Additional references

  • Scior K et al. (2013) Stigma, public awareness about Intellectual Disability and attitudes to inclusion among different ethnic groups. Journal of Intellectual Disability Research. 57(11), 1014-1026.
  • Scior K et al. (2013) Awareness of Schizophrenia and Intellectual Disability and stigma across ethnic groups in the UK. Psychiatry Research. 208(2), 125-130.
  • Russell G & Norwich B (2012) Dilemmas, diagnosis and de-stigmatizatioin: Parental perspectives on the diagnosis of Autism Spectrum Disorders. Clinical Child Psychology and Psychiatry. 17(2), 229-245.
  • Zuckerman KE et al. (2014) Latino parents’ perspectives on barriers to Autism diagnosis. Academic Pediatrics. 14(3), 301-308.
  • Zuckerman KE et al. (2014) Conceptualizations of Autism in the Latino community and its relationship with early diagnosis. Journal of Developmental and Behavioral Pediatrics. 35(8), 522-532.
  • Raghavan R & Waseem F (2007) Services for young people with Learning Disabilities and mental health needs from South Asian communities. Advances in Mental Health and Learning Disabilities. 1(3), 27-31.
  • Rousseau C et al. (2008) DSM IV, culture and child psychiatry. Journal of the Canadian Academy of Child and Adolescent Psychiatry. 17(2), 69-75.
  • Burkett K et al. (2015) African American families on Autism diagnosis and treatment: the influence of culture. Journal of Autism and Developmental Disorder. 45(10), 3244-3254.

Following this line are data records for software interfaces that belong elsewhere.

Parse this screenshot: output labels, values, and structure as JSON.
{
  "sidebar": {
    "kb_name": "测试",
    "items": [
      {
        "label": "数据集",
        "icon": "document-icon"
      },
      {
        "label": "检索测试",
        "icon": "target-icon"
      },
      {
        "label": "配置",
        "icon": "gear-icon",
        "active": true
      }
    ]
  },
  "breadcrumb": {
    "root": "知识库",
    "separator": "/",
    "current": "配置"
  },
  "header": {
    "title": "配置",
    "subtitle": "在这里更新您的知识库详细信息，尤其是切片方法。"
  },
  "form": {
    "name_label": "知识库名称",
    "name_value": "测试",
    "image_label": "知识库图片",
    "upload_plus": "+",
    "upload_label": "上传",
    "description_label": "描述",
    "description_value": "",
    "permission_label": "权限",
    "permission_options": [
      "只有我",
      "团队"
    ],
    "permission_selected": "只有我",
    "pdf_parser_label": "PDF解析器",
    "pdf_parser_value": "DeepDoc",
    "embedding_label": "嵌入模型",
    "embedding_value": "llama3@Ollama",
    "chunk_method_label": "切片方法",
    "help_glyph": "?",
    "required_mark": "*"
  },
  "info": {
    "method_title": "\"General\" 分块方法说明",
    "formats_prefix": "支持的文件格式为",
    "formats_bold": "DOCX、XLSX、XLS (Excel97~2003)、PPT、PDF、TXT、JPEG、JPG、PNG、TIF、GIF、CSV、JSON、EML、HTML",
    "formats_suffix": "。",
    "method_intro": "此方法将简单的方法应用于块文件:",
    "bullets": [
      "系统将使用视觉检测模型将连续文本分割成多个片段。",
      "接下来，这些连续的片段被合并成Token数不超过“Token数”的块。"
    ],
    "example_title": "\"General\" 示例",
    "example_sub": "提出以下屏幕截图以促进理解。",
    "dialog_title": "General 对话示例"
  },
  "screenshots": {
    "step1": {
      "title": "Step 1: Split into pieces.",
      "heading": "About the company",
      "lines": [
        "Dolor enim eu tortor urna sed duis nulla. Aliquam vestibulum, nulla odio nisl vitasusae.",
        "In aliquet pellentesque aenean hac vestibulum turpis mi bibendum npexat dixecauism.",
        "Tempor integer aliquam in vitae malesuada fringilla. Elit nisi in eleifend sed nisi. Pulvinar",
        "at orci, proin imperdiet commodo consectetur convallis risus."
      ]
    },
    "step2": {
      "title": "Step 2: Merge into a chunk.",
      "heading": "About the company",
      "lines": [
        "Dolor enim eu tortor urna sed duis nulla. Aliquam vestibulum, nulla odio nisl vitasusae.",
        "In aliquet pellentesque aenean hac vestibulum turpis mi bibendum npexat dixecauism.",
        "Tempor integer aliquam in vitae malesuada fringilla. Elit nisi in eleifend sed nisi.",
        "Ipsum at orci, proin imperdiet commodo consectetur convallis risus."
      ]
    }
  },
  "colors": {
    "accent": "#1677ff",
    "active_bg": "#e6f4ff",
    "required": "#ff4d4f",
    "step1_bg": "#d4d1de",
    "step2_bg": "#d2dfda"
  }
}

  • McGrother CW et al. (2002) Prevalence, morbidity and service need among South Asian and White adults with Intellectual Disability in Leicestershire, UK. Journal of Intellectual Disability Research. 46(4), 299-309.

Related Articles